I like cooking from Aussie cookbooks because I don’t have to worry about measurement conversions and ingredient substitutions. This particular book was given me as a birthday present and the reason I love it, apart from the beautiful photography, is that it combines recipes from the best chefs in the country with one common theme: food rescue. I only got to try a handful of recipes this time but have bookmarked several more.
Gypsy chickpea hot pot with pears (recipe by celebrity chef Miguel Maestre): Ok, I admit this is a weird recipe for me to choose since I haven’t eaten many vegetarian legume-based dishes in the past 5 years, but it sounded good enough for me to try. I found it a bit too sweet for my now salt-loving palate and certainly very skinny on the protein content, but it was an enjoyable dish regardless. It is saucy, best enjoyed on top of rice.
Chicken mayonnaise (recipe by Damien Pignolet of The Bellevue Hotel): This is not a dish per se, but rather a template to throw together ingredients that you might have in hand to make a quick and delicious lunch. It’s similar to Peruvian salpicón de pollo, in which chicken, mayonnaise and avocado are the stars of the show.
Salt & pepper pork belly (recipe by 2010 MasterChef winner Adam Liaw): This was my favourite recipe of the lot. It has a small list of ingredients, it’s easy to follow and quick to cook. Delicious when eaten with steamed broccolini or Asian greens.
Ragu (recipe by Logan Campbell of Lucio’s): While this recipe uses ingredients that are fancier than those used for an everyday pasta sauce (e.g. pancetta and dried porcini mushrooms), it is worth cooking. I had to reduce the sauce quite a bit to reach the texture I was after, but the flavour was definitely there.

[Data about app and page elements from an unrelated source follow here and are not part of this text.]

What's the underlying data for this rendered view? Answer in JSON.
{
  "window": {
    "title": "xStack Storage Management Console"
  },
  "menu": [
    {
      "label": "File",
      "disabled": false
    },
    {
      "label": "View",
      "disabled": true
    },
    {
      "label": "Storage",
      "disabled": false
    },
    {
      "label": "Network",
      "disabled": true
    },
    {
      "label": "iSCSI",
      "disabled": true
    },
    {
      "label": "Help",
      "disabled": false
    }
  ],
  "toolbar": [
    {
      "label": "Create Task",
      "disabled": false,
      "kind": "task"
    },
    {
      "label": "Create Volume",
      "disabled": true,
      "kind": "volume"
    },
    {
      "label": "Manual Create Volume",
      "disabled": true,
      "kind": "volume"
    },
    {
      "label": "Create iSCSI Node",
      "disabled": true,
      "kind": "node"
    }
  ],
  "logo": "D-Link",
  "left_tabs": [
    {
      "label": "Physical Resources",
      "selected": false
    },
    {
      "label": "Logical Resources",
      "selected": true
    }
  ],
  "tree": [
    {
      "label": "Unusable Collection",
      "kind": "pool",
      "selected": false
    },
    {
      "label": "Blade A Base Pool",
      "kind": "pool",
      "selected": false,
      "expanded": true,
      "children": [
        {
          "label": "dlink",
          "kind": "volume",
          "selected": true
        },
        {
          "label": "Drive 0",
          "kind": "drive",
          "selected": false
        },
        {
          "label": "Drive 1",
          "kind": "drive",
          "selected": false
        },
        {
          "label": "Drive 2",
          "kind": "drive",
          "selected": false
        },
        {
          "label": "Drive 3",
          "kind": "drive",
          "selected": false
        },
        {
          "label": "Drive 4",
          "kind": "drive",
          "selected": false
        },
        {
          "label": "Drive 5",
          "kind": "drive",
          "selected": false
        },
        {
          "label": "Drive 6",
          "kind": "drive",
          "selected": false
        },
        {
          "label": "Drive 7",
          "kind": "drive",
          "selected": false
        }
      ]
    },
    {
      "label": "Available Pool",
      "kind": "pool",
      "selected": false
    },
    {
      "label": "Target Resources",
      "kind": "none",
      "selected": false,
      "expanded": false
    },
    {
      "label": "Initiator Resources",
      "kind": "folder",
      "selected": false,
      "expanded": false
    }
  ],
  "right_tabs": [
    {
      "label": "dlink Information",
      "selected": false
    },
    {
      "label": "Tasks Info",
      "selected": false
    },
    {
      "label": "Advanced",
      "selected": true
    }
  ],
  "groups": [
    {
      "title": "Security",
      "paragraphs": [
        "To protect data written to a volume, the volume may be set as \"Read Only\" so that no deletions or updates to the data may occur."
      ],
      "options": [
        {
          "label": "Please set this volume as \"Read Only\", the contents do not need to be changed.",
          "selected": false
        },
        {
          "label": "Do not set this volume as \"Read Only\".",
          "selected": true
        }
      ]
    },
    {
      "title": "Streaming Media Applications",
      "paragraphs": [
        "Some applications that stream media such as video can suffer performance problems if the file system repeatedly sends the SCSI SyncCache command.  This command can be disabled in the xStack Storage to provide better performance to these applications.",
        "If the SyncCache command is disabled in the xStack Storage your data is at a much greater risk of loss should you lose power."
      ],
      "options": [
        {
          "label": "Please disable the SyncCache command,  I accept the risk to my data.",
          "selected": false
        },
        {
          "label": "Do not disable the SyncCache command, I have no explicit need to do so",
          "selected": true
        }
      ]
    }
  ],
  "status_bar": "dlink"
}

We ate it once on top of konjac noodles and once on top of steamed vegetables, both options were great.